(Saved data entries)

--- START ---

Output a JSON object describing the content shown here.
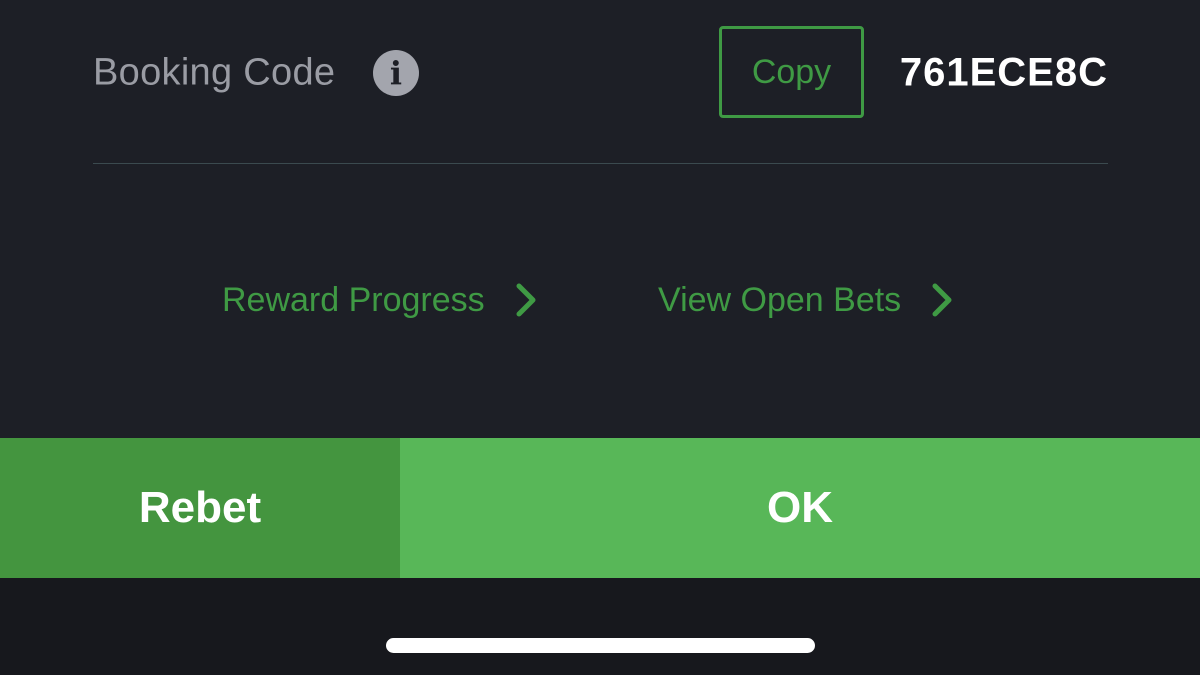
{
  "booking": {
    "label": "Booking Code",
    "info_icon": "info-icon",
    "copy_label": "Copy",
    "code": "761ECE8C"
  },
  "links": {
    "reward_progress": "Reward Progress",
    "view_open_bets": "View Open Bets",
    "chevron_icon": "chevron-right-icon"
  },
  "actions": {
    "rebet_label": "Rebet",
    "ok_label": "OK"
  },
  "colors": {
    "background": "#1d1f26",
    "accent_green": "#3f9a44",
    "rebet_green": "#44953f",
    "ok_green": "#58b758",
    "label_gray": "#9a9ca4"
  }
}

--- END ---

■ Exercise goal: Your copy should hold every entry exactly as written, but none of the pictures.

■ Exercise solution:
Output a JSON object describing the content shown here.
{
  "booking": {
    "label": "Booking Code",
    "info_icon": "info-icon",
    "copy_label": "Copy",
    "code": "761ECE8C"
  },
  "links": {
    "reward_progress": "Reward Progress",
    "view_open_bets": "View Open Bets",
    "chevron_icon": "chevron-right-icon"
  },
  "actions": {
    "rebet_label": "Rebet",
    "ok_label": "OK"
  },
  "colors": {
    "background": "#1d1f26",
    "accent_green": "#3f9a44",
    "rebet_green": "#44953f",
    "ok_green": "#58b758",
    "label_gray": "#9a9ca4"
  }
}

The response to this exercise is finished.